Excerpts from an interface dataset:
------------------------------------------------

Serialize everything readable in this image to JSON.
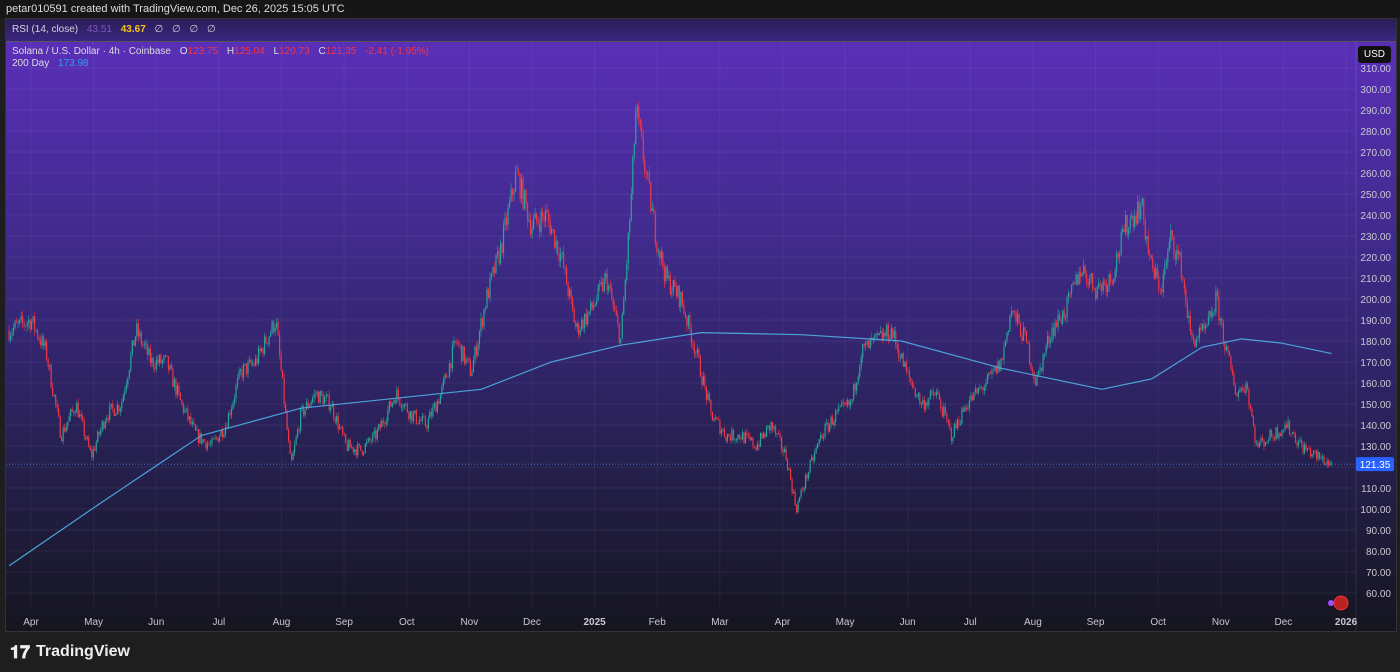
{
  "header": {
    "caption": "petar010591 created with TradingView.com, Dec 26, 2025 15:05 UTC"
  },
  "rsi": {
    "label": "RSI (14, close)",
    "value1": "43.51",
    "value2": "43.67",
    "nulls": [
      "∅",
      "∅",
      "∅",
      "∅"
    ]
  },
  "legend": {
    "symbol": "Solana / U.S. Dollar · 4h · Coinbase",
    "o_label": "O",
    "o": "123.75",
    "h_label": "H",
    "h": "125.04",
    "l_label": "L",
    "l": "120.73",
    "c_label": "C",
    "c": "121.35",
    "change": "-2.41 (-1.95%)",
    "ma_label": "200 Day",
    "ma_value": "173.98"
  },
  "currency": "USD",
  "brand": "TradingView",
  "colors": {
    "up": "#26a69a",
    "down": "#f23645",
    "ma": "#4aa3d9",
    "last": "#2962ff"
  },
  "chart_data": {
    "type": "candlestick",
    "title": "Solana / U.S. Dollar · 4h · Coinbase",
    "ylim": [
      55,
      315
    ],
    "yticks": [
      60,
      70,
      80,
      90,
      100,
      110,
      120,
      130,
      140,
      150,
      160,
      170,
      180,
      190,
      200,
      210,
      220,
      230,
      240,
      250,
      260,
      270,
      280,
      290,
      300,
      310
    ],
    "xticks": [
      {
        "t": 0,
        "label": "Apr"
      },
      {
        "t": 1,
        "label": "May"
      },
      {
        "t": 2,
        "label": "Jun"
      },
      {
        "t": 3,
        "label": "Jul"
      },
      {
        "t": 4,
        "label": "Aug"
      },
      {
        "t": 5,
        "label": "Sep"
      },
      {
        "t": 6,
        "label": "Oct"
      },
      {
        "t": 7,
        "label": "Nov"
      },
      {
        "t": 8,
        "label": "Dec"
      },
      {
        "t": 9,
        "label": "2025"
      },
      {
        "t": 10,
        "label": "Feb"
      },
      {
        "t": 11,
        "label": "Mar"
      },
      {
        "t": 12,
        "label": "Apr"
      },
      {
        "t": 13,
        "label": "May"
      },
      {
        "t": 14,
        "label": "Jun"
      },
      {
        "t": 15,
        "label": "Jul"
      },
      {
        "t": 16,
        "label": "Aug"
      },
      {
        "t": 17,
        "label": "Sep"
      },
      {
        "t": 18,
        "label": "Oct"
      },
      {
        "t": 19,
        "label": "Nov"
      },
      {
        "t": 20,
        "label": "Dec"
      },
      {
        "t": 21,
        "label": "2026"
      }
    ],
    "xunit": "months since Apr 2024",
    "price_path": [
      [
        -0.35,
        185
      ],
      [
        0,
        190
      ],
      [
        0.24,
        175
      ],
      [
        0.48,
        135
      ],
      [
        0.72,
        150
      ],
      [
        0.96,
        125
      ],
      [
        1.2,
        145
      ],
      [
        1.44,
        150
      ],
      [
        1.68,
        185
      ],
      [
        1.92,
        170
      ],
      [
        2.16,
        170
      ],
      [
        2.4,
        150
      ],
      [
        2.64,
        135
      ],
      [
        2.88,
        130
      ],
      [
        3.11,
        140
      ],
      [
        3.35,
        165
      ],
      [
        3.59,
        170
      ],
      [
        3.91,
        190
      ],
      [
        4.15,
        120
      ],
      [
        4.31,
        145
      ],
      [
        4.55,
        155
      ],
      [
        4.79,
        150
      ],
      [
        5.03,
        130
      ],
      [
        5.27,
        128
      ],
      [
        5.51,
        135
      ],
      [
        5.83,
        155
      ],
      [
        6.07,
        145
      ],
      [
        6.31,
        140
      ],
      [
        6.55,
        155
      ],
      [
        6.79,
        180
      ],
      [
        7.03,
        165
      ],
      [
        7.27,
        200
      ],
      [
        7.51,
        225
      ],
      [
        7.75,
        260
      ],
      [
        7.99,
        235
      ],
      [
        8.23,
        240
      ],
      [
        8.47,
        220
      ],
      [
        8.71,
        185
      ],
      [
        8.95,
        195
      ],
      [
        9.19,
        210
      ],
      [
        9.42,
        180
      ],
      [
        9.58,
        245
      ],
      [
        9.66,
        290
      ],
      [
        9.82,
        260
      ],
      [
        9.98,
        230
      ],
      [
        10.14,
        210
      ],
      [
        10.38,
        200
      ],
      [
        10.62,
        175
      ],
      [
        10.86,
        145
      ],
      [
        11.1,
        135
      ],
      [
        11.34,
        135
      ],
      [
        11.58,
        130
      ],
      [
        11.82,
        140
      ],
      [
        12.06,
        125
      ],
      [
        12.22,
        100
      ],
      [
        12.38,
        115
      ],
      [
        12.62,
        135
      ],
      [
        12.86,
        145
      ],
      [
        13.1,
        150
      ],
      [
        13.26,
        175
      ],
      [
        13.5,
        180
      ],
      [
        13.74,
        185
      ],
      [
        13.98,
        165
      ],
      [
        14.22,
        150
      ],
      [
        14.46,
        155
      ],
      [
        14.7,
        135
      ],
      [
        14.94,
        150
      ],
      [
        15.26,
        160
      ],
      [
        15.5,
        170
      ],
      [
        15.65,
        195
      ],
      [
        15.89,
        180
      ],
      [
        16.05,
        160
      ],
      [
        16.29,
        185
      ],
      [
        16.53,
        195
      ],
      [
        16.77,
        215
      ],
      [
        17.01,
        205
      ],
      [
        17.25,
        210
      ],
      [
        17.49,
        235
      ],
      [
        17.73,
        245
      ],
      [
        17.89,
        215
      ],
      [
        18.05,
        205
      ],
      [
        18.21,
        230
      ],
      [
        18.37,
        215
      ],
      [
        18.53,
        180
      ],
      [
        18.77,
        185
      ],
      [
        18.93,
        200
      ],
      [
        19.09,
        175
      ],
      [
        19.25,
        155
      ],
      [
        19.41,
        160
      ],
      [
        19.57,
        130
      ],
      [
        19.81,
        135
      ],
      [
        20.05,
        140
      ],
      [
        20.29,
        130
      ],
      [
        20.53,
        125
      ],
      [
        20.77,
        121.35
      ]
    ],
    "ma_200": [
      [
        -0.35,
        73
      ],
      [
        1.12,
        103
      ],
      [
        2.72,
        135
      ],
      [
        4.31,
        148
      ],
      [
        5.91,
        153
      ],
      [
        7.19,
        157
      ],
      [
        8.31,
        170
      ],
      [
        9.42,
        178
      ],
      [
        10.7,
        184
      ],
      [
        12.3,
        183
      ],
      [
        13.9,
        180
      ],
      [
        15.5,
        167
      ],
      [
        17.1,
        157
      ],
      [
        17.9,
        162
      ],
      [
        18.7,
        177
      ],
      [
        19.33,
        181
      ],
      [
        19.97,
        179
      ],
      [
        20.77,
        174
      ]
    ],
    "last_price": "121.35"
  }
}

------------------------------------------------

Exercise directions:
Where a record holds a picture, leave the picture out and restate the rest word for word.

Answer to this exercise:
Serialize everything readable in this image to JSON.
{
  "header": {
    "caption": "petar010591 created with TradingView.com, Dec 26, 2025 15:05 UTC"
  },
  "rsi": {
    "label": "RSI (14, close)",
    "value1": "43.51",
    "value2": "43.67",
    "nulls": [
      "∅",
      "∅",
      "∅",
      "∅"
    ]
  },
  "legend": {
    "symbol": "Solana / U.S. Dollar · 4h · Coinbase",
    "o_label": "O",
    "o": "123.75",
    "h_label": "H",
    "h": "125.04",
    "l_label": "L",
    "l": "120.73",
    "c_label": "C",
    "c": "121.35",
    "change": "-2.41 (-1.95%)",
    "ma_label": "200 Day",
    "ma_value": "173.98"
  },
  "currency": "USD",
  "brand": "TradingView",
  "colors": {
    "up": "#26a69a",
    "down": "#f23645",
    "ma": "#4aa3d9",
    "last": "#2962ff"
  },
  "chart_data": {
    "type": "candlestick",
    "title": "Solana / U.S. Dollar · 4h · Coinbase",
    "ylim": [
      55,
      315
    ],
    "yticks": [
      60,
      70,
      80,
      90,
      100,
      110,
      120,
      130,
      140,
      150,
      160,
      170,
      180,
      190,
      200,
      210,
      220,
      230,
      240,
      250,
      260,
      270,
      280,
      290,
      300,
      310
    ],
    "xticks": [
      {
        "t": 0,
        "label": "Apr"
      },
      {
        "t": 1,
        "label": "May"
      },
      {
        "t": 2,
        "label": "Jun"
      },
      {
        "t": 3,
        "label": "Jul"
      },
      {
        "t": 4,
        "label": "Aug"
      },
      {
        "t": 5,
        "label": "Sep"
      },
      {
        "t": 6,
        "label": "Oct"
      },
      {
        "t": 7,
        "label": "Nov"
      },
      {
        "t": 8,
        "label": "Dec"
      },
      {
        "t": 9,
        "label": "2025"
      },
      {
        "t": 10,
        "label": "Feb"
      },
      {
        "t": 11,
        "label": "Mar"
      },
      {
        "t": 12,
        "label": "Apr"
      },
      {
        "t": 13,
        "label": "May"
      },
      {
        "t": 14,
        "label": "Jun"
      },
      {
        "t": 15,
        "label": "Jul"
      },
      {
        "t": 16,
        "label": "Aug"
      },
      {
        "t": 17,
        "label": "Sep"
      },
      {
        "t": 18,
        "label": "Oct"
      },
      {
        "t": 19,
        "label": "Nov"
      },
      {
        "t": 20,
        "label": "Dec"
      },
      {
        "t": 21,
        "label": "2026"
      }
    ],
    "xunit": "months since Apr 2024",
    "price_path": [
      [
        -0.35,
        185
      ],
      [
        0,
        190
      ],
      [
        0.24,
        175
      ],
      [
        0.48,
        135
      ],
      [
        0.72,
        150
      ],
      [
        0.96,
        125
      ],
      [
        1.2,
        145
      ],
      [
        1.44,
        150
      ],
      [
        1.68,
        185
      ],
      [
        1.92,
        170
      ],
      [
        2.16,
        170
      ],
      [
        2.4,
        150
      ],
      [
        2.64,
        135
      ],
      [
        2.88,
        130
      ],
      [
        3.11,
        140
      ],
      [
        3.35,
        165
      ],
      [
        3.59,
        170
      ],
      [
        3.91,
        190
      ],
      [
        4.15,
        120
      ],
      [
        4.31,
        145
      ],
      [
        4.55,
        155
      ],
      [
        4.79,
        150
      ],
      [
        5.03,
        130
      ],
      [
        5.27,
        128
      ],
      [
        5.51,
        135
      ],
      [
        5.83,
        155
      ],
      [
        6.07,
        145
      ],
      [
        6.31,
        140
      ],
      [
        6.55,
        155
      ],
      [
        6.79,
        180
      ],
      [
        7.03,
        165
      ],
      [
        7.27,
        200
      ],
      [
        7.51,
        225
      ],
      [
        7.75,
        260
      ],
      [
        7.99,
        235
      ],
      [
        8.23,
        240
      ],
      [
        8.47,
        220
      ],
      [
        8.71,
        185
      ],
      [
        8.95,
        195
      ],
      [
        9.19,
        210
      ],
      [
        9.42,
        180
      ],
      [
        9.58,
        245
      ],
      [
        9.66,
        290
      ],
      [
        9.82,
        260
      ],
      [
        9.98,
        230
      ],
      [
        10.14,
        210
      ],
      [
        10.38,
        200
      ],
      [
        10.62,
        175
      ],
      [
        10.86,
        145
      ],
      [
        11.1,
        135
      ],
      [
        11.34,
        135
      ],
      [
        11.58,
        130
      ],
      [
        11.82,
        140
      ],
      [
        12.06,
        125
      ],
      [
        12.22,
        100
      ],
      [
        12.38,
        115
      ],
      [
        12.62,
        135
      ],
      [
        12.86,
        145
      ],
      [
        13.1,
        150
      ],
      [
        13.26,
        175
      ],
      [
        13.5,
        180
      ],
      [
        13.74,
        185
      ],
      [
        13.98,
        165
      ],
      [
        14.22,
        150
      ],
      [
        14.46,
        155
      ],
      [
        14.7,
        135
      ],
      [
        14.94,
        150
      ],
      [
        15.26,
        160
      ],
      [
        15.5,
        170
      ],
      [
        15.65,
        195
      ],
      [
        15.89,
        180
      ],
      [
        16.05,
        160
      ],
      [
        16.29,
        185
      ],
      [
        16.53,
        195
      ],
      [
        16.77,
        215
      ],
      [
        17.01,
        205
      ],
      [
        17.25,
        210
      ],
      [
        17.49,
        235
      ],
      [
        17.73,
        245
      ],
      [
        17.89,
        215
      ],
      [
        18.05,
        205
      ],
      [
        18.21,
        230
      ],
      [
        18.37,
        215
      ],
      [
        18.53,
        180
      ],
      [
        18.77,
        185
      ],
      [
        18.93,
        200
      ],
      [
        19.09,
        175
      ],
      [
        19.25,
        155
      ],
      [
        19.41,
        160
      ],
      [
        19.57,
        130
      ],
      [
        19.81,
        135
      ],
      [
        20.05,
        140
      ],
      [
        20.29,
        130
      ],
      [
        20.53,
        125
      ],
      [
        20.77,
        121.35
      ]
    ],
    "ma_200": [
      [
        -0.35,
        73
      ],
      [
        1.12,
        103
      ],
      [
        2.72,
        135
      ],
      [
        4.31,
        148
      ],
      [
        5.91,
        153
      ],
      [
        7.19,
        157
      ],
      [
        8.31,
        170
      ],
      [
        9.42,
        178
      ],
      [
        10.7,
        184
      ],
      [
        12.3,
        183
      ],
      [
        13.9,
        180
      ],
      [
        15.5,
        167
      ],
      [
        17.1,
        157
      ],
      [
        17.9,
        162
      ],
      [
        18.7,
        177
      ],
      [
        19.33,
        181
      ],
      [
        19.97,
        179
      ],
      [
        20.77,
        174
      ]
    ],
    "last_price": "121.35"
  }
}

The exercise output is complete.